TASK INSTRUCTIONS: Every line below that has "title" in it should be copied.

[Entries from a dataset of interfaces]
>>

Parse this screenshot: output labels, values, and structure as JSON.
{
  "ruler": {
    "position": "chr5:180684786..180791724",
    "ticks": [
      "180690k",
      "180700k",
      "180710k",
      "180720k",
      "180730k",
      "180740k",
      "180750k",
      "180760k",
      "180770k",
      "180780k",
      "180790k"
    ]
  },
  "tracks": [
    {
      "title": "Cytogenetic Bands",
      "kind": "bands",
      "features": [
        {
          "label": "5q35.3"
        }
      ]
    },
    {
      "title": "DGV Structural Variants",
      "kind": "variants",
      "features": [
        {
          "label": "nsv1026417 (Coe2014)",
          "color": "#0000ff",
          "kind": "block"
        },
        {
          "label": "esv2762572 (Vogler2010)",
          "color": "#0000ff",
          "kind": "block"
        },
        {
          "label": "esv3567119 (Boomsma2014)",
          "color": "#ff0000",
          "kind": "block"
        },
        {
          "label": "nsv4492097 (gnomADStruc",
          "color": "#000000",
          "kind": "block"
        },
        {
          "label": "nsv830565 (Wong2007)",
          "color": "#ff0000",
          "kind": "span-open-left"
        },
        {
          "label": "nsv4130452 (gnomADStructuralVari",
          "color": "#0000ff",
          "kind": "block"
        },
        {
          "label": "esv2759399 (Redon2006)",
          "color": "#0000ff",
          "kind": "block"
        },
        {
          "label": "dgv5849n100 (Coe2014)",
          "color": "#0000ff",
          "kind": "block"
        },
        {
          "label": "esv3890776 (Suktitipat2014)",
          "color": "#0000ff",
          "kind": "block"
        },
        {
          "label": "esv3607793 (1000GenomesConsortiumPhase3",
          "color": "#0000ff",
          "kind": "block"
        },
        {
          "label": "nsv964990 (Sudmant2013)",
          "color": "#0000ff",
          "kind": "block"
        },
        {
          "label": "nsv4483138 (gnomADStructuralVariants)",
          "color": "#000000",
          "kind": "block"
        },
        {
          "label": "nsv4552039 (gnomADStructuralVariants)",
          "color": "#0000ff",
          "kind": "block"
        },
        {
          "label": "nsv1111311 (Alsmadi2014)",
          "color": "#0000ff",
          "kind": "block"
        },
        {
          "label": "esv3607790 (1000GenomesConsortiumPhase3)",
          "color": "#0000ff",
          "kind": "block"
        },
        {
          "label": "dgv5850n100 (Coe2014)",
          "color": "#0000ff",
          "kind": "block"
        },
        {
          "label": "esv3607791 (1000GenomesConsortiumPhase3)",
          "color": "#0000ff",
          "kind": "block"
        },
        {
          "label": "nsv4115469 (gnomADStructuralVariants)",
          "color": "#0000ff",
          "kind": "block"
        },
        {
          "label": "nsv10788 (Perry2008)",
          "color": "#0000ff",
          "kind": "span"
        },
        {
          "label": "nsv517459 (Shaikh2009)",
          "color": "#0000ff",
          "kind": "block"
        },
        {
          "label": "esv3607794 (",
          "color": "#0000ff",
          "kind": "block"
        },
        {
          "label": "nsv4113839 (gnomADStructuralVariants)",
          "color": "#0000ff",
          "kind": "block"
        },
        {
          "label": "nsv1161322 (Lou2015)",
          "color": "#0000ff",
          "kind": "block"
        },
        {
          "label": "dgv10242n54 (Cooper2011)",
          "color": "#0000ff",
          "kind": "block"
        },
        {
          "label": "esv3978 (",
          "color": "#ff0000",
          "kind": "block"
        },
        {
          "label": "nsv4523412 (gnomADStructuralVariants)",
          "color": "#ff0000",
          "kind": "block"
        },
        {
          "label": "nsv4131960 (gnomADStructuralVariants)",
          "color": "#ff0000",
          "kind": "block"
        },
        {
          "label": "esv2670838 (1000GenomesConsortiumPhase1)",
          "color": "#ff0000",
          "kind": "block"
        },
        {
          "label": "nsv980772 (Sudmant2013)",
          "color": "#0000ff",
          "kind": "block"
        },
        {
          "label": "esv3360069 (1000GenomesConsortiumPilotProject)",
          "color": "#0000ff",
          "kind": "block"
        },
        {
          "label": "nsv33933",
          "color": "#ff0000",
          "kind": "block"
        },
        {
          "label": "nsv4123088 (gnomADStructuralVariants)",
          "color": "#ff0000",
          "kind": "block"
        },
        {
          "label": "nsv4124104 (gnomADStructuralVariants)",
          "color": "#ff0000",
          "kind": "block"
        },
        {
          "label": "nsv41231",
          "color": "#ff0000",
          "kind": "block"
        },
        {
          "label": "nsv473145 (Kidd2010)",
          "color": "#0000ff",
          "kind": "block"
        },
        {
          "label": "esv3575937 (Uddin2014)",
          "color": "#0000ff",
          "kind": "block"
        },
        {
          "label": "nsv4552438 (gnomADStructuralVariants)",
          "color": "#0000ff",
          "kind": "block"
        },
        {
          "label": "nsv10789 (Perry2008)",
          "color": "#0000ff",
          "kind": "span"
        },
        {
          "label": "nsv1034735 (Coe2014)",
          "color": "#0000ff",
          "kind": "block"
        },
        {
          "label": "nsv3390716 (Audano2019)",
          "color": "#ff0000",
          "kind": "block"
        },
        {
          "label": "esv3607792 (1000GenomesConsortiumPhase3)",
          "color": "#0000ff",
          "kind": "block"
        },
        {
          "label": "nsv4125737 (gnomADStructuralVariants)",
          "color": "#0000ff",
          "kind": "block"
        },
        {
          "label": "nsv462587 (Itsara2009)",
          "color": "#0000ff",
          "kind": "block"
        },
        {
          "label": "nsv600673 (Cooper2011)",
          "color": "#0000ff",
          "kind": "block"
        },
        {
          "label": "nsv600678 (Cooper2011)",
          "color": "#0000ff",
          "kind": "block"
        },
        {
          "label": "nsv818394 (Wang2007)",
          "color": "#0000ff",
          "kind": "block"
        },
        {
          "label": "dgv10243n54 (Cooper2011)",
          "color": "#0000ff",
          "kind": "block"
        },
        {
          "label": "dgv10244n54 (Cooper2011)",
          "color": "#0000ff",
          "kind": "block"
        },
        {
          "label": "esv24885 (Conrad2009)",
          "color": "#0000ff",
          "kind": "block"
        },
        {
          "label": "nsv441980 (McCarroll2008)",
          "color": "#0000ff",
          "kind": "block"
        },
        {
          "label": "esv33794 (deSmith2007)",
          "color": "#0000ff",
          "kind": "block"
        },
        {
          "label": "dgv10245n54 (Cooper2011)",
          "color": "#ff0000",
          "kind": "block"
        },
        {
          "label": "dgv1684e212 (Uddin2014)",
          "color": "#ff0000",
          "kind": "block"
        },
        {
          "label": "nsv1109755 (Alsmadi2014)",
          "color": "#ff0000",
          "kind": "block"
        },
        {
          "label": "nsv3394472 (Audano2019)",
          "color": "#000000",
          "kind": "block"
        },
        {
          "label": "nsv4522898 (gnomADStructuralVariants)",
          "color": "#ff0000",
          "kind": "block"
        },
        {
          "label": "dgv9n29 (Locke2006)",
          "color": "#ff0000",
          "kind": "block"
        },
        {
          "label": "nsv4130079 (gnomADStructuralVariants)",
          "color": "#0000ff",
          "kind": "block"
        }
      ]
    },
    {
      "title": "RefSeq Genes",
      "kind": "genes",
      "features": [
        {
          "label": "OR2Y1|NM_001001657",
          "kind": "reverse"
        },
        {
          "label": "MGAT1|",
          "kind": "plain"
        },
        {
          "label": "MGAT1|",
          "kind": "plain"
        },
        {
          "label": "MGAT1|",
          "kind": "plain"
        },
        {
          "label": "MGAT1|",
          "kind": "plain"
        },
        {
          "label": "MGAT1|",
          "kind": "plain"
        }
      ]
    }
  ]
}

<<

ANSWER TO THIS PROBLEM:
      "title": "Cytogenetic Bands",
      "title": "DGV Structural Variants",
      "title": "RefSeq Genes",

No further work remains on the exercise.